- _Record extracts_
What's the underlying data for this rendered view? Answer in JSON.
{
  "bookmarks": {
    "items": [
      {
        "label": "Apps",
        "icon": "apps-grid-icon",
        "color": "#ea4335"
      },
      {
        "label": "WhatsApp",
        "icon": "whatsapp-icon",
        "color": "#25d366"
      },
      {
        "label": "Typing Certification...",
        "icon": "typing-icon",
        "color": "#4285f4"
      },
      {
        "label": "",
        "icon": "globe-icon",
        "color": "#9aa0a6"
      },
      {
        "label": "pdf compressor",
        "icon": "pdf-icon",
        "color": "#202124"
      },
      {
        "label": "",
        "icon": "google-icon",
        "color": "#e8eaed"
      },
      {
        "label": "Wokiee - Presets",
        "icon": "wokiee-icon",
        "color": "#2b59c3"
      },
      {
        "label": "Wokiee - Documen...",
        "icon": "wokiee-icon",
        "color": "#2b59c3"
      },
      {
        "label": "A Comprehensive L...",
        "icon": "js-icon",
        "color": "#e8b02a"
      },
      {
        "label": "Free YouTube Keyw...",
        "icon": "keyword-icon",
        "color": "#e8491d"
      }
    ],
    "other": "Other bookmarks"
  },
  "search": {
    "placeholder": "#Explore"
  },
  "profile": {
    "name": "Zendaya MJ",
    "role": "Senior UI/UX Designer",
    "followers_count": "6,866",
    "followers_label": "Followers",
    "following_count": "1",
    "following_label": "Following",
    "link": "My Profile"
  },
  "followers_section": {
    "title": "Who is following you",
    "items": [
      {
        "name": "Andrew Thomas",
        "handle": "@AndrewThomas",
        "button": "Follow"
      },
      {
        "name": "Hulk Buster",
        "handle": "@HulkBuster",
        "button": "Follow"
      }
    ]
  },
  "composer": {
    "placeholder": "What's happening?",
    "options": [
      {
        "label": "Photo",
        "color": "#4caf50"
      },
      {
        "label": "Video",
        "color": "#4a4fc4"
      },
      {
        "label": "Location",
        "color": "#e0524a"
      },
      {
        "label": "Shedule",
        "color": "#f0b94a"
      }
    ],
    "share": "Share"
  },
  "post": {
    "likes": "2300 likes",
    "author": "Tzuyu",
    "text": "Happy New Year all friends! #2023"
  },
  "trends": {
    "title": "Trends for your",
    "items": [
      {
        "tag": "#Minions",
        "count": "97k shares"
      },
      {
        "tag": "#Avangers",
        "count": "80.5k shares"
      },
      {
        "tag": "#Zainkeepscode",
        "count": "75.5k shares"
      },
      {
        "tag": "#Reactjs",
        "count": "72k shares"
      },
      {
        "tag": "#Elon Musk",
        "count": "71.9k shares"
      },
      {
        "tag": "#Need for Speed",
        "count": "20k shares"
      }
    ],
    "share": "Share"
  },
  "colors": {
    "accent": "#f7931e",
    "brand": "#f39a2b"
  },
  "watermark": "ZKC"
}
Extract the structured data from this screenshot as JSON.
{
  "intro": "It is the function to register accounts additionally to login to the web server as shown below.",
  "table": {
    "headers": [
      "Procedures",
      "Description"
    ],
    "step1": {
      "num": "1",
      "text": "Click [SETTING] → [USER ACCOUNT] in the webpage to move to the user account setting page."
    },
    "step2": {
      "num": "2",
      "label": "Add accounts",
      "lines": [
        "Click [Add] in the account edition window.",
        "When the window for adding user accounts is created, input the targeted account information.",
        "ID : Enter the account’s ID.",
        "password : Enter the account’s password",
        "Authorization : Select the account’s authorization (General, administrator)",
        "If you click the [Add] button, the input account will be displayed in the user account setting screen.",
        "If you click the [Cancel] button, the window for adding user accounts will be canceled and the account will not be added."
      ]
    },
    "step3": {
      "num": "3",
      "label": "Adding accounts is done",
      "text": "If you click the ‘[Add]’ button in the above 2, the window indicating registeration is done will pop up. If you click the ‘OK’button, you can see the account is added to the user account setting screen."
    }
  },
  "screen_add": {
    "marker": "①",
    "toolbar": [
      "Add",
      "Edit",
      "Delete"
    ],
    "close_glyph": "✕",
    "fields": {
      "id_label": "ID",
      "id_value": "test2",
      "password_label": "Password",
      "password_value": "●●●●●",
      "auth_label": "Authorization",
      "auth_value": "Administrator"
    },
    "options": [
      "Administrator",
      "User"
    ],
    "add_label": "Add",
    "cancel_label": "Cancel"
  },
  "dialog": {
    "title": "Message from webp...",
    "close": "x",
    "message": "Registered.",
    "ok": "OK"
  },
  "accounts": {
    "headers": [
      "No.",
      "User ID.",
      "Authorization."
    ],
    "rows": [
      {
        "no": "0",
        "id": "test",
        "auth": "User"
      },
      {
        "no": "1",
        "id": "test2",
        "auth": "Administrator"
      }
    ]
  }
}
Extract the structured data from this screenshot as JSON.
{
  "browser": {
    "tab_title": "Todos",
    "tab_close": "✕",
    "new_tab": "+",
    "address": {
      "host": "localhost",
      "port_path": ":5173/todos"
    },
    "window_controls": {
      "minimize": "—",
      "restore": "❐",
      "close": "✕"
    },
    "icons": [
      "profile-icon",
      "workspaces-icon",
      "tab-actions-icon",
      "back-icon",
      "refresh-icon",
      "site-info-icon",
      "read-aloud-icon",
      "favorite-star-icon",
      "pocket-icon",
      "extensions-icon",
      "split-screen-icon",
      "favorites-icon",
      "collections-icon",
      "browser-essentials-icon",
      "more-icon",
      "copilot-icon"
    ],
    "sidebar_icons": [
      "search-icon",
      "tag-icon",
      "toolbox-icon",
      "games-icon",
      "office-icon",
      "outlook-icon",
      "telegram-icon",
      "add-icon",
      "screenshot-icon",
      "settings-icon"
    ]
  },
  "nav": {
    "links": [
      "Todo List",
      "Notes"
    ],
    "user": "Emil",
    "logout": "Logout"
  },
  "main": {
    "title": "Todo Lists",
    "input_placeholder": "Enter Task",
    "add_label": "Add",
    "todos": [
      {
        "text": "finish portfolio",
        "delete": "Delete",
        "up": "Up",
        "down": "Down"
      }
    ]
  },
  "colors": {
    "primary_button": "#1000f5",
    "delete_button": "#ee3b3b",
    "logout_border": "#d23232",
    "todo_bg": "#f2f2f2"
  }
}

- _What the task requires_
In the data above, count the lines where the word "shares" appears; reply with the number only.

- _Your solution_
6